[Web page and app entries]
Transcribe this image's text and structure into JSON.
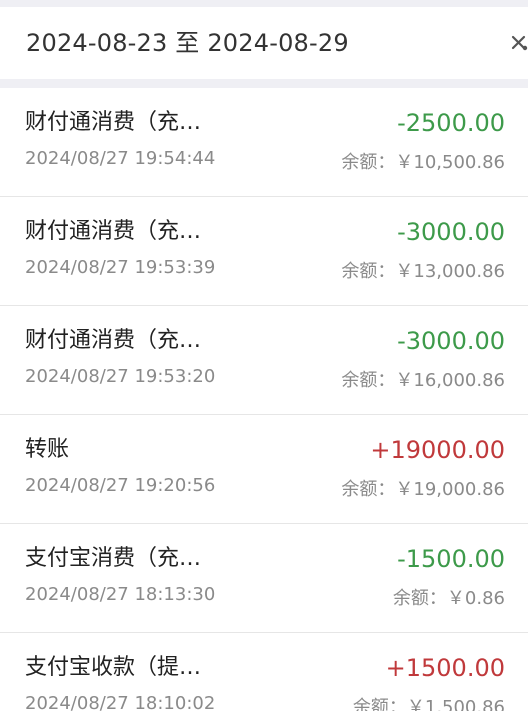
{
  "header": {
    "date_range": "2024-08-23 至 2024-08-29",
    "icon": "filter-tool-icon"
  },
  "transactions": [
    {
      "title": "财付通消费（充…",
      "time": "2024/08/27 19:54:44",
      "amount": "-2500.00",
      "direction": "out",
      "balance": "余额：￥10,500.86"
    },
    {
      "title": "财付通消费（充…",
      "time": "2024/08/27 19:53:39",
      "amount": "-3000.00",
      "direction": "out",
      "balance": "余额：￥13,000.86"
    },
    {
      "title": "财付通消费（充…",
      "time": "2024/08/27 19:53:20",
      "amount": "-3000.00",
      "direction": "out",
      "balance": "余额：￥16,000.86"
    },
    {
      "title": "转账",
      "time": "2024/08/27 19:20:56",
      "amount": "+19000.00",
      "direction": "in",
      "balance": "余额：￥19,000.86"
    },
    {
      "title": "支付宝消费（充…",
      "time": "2024/08/27 18:13:30",
      "amount": "-1500.00",
      "direction": "out",
      "balance": "余额：￥0.86"
    },
    {
      "title": "支付宝收款（提…",
      "time": "2024/08/27 18:10:02",
      "amount": "+1500.00",
      "direction": "in",
      "balance": "余额：￥1,500.86"
    }
  ],
  "colors": {
    "expense": "#3d9a4a",
    "income": "#c0393b",
    "background": "#efeff4"
  }
}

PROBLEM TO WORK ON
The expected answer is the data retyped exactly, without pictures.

SOLUTION TO THIS PROBLEM
Transcribe this image's text and structure into JSON.
{
  "header": {
    "date_range": "2024-08-23 至 2024-08-29",
    "icon": "filter-tool-icon"
  },
  "transactions": [
    {
      "title": "财付通消费（充…",
      "time": "2024/08/27 19:54:44",
      "amount": "-2500.00",
      "direction": "out",
      "balance": "余额：￥10,500.86"
    },
    {
      "title": "财付通消费（充…",
      "time": "2024/08/27 19:53:39",
      "amount": "-3000.00",
      "direction": "out",
      "balance": "余额：￥13,000.86"
    },
    {
      "title": "财付通消费（充…",
      "time": "2024/08/27 19:53:20",
      "amount": "-3000.00",
      "direction": "out",
      "balance": "余额：￥16,000.86"
    },
    {
      "title": "转账",
      "time": "2024/08/27 19:20:56",
      "amount": "+19000.00",
      "direction": "in",
      "balance": "余额：￥19,000.86"
    },
    {
      "title": "支付宝消费（充…",
      "time": "2024/08/27 18:13:30",
      "amount": "-1500.00",
      "direction": "out",
      "balance": "余额：￥0.86"
    },
    {
      "title": "支付宝收款（提…",
      "time": "2024/08/27 18:10:02",
      "amount": "+1500.00",
      "direction": "in",
      "balance": "余额：￥1,500.86"
    }
  ],
  "colors": {
    "expense": "#3d9a4a",
    "income": "#c0393b",
    "background": "#efeff4"
  }
}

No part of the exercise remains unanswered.